    The fact you equate weight lifting with body building and isolating muscles just speaks volumes to your level of understanding on the subject…or lack of it
    Again really, most people would go with the powerlifts to build strength maybe you should look the sport up its kind of popular and been around for a while

    And you would be wrong, but just to clarify you are trying to sell a system which is slower in results that weights, which isn’t as easy to measure progressive with and which for a lot of people wont work (in your own words) but you still think its better? theres logic for you
    News flash if you can bench press 230 you are weak

    this reads like an infomercial not a review
  16. Oldi

    Oldi Valued Member

    I find Coach Sommer's book hard to use in terms of programming. CC is pleasingly "point and click", especially if you google up some of the summary sheets some kind people have put together.

    CC is a great book with easy to follow progressions for people who for one reason or another have a need or desire to eschew weight training (of which there are a good few). It does however have all the hallmarks of a Dragondoor publication- needless macho posturing and sweeping generalisations. Cut through that and it's a solid piece of work in my opinion.
  17. Patrick Smith

    Patrick Smith Tustom Cuser Uitle

    Oh yes, it's not bad for a beginner, but CC doesn't come close to the level of Coach Sommer's material. I understand that many people had trouble with programming from Coach Sommer's book, and I agree that it needs to be improved, but really, if you just read the book carefully you can figure it out. I at first "skimmed" and thought it was too complicated but then a year later I read it carefully and used it to write a simple program that worked for me for quite a while. Now I just follow the WODs that Coach puts up on the GB forums.

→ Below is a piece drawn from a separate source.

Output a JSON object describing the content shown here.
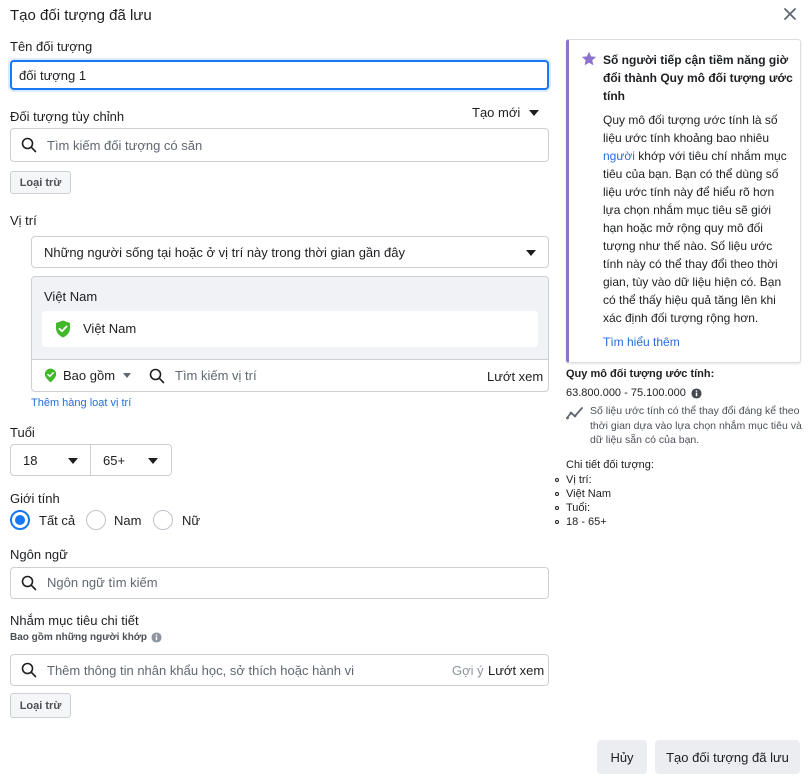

    By the way, if you liked BtGB but thought it wasn't polished enough, check by the GB website sometime around the end of the year! A ton of new things are going to come out to make it more straightforward and beginner-friendly!
  18. Frodocious

    Frodocious She who MUST be obeyed! Moderator Supporter

    Agree with the programming issues with BtGB. Considering it took so long to get the first version out in print, I would have thought a few ready to use beginners training routines wouldn't have been that difficult to include.
  19. Body Sushi

    Body Sushi Valued Member

    A few things about CC:
    - the suggested reps are out of the freaking moon, and they do not target strength, but endurance.
    - No-one has ever done a one arm handstand push up... Certainly the model used in the picture cannot do them. CC is a work of fiction in that respect.
    - The whole prison mentality subtones are somewhat dodgy.
    - CC does not really give you a workout protocol.

    If you are into bodyweight training and progressions, follow the Bodyweight 666 instead:
    Better progressions, better protocols for strength development, no impossible exercises, and best of all: free
  20. Oldi

    Oldi Valued Member

    Great resource, thanks for sharing.

Share This Page